**Problem**
When a line below contains the word "legend", it counts toward the total; give that total and nothing besides.

**Recorded information**
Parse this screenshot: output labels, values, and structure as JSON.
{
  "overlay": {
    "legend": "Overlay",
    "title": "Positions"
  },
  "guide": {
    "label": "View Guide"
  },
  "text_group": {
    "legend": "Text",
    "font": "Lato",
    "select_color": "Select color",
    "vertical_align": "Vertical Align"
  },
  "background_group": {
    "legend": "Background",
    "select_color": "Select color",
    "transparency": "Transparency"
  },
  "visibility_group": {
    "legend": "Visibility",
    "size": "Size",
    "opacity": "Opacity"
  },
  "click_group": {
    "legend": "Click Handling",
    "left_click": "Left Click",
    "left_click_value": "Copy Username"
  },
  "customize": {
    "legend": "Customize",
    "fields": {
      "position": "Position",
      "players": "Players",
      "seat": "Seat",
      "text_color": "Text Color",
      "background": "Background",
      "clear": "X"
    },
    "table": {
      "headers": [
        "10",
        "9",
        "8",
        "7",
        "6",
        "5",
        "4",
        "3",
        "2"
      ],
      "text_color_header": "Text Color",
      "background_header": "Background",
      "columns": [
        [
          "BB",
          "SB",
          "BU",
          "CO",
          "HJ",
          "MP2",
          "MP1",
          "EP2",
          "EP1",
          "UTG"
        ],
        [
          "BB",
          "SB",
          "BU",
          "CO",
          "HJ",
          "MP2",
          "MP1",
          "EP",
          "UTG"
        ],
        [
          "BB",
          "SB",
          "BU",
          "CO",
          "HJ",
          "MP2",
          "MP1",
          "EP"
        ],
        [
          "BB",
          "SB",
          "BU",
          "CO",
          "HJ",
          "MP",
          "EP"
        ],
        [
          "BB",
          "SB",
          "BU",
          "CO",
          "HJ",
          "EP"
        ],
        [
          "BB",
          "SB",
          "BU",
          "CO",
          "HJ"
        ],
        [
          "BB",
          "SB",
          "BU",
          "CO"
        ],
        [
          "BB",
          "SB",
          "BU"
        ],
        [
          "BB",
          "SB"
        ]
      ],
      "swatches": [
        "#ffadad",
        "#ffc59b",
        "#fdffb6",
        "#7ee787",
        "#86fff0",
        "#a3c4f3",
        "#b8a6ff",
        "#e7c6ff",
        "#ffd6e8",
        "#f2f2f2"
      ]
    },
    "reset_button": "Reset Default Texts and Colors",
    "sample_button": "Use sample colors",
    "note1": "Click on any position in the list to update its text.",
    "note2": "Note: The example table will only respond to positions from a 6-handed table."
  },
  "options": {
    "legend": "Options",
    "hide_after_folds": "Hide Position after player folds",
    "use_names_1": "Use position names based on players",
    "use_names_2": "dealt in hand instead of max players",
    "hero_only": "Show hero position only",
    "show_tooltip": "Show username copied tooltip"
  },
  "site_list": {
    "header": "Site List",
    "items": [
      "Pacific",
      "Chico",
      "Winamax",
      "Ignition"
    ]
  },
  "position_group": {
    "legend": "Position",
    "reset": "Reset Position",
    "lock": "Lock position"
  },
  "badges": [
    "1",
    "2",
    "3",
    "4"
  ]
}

**Finished exercise**
8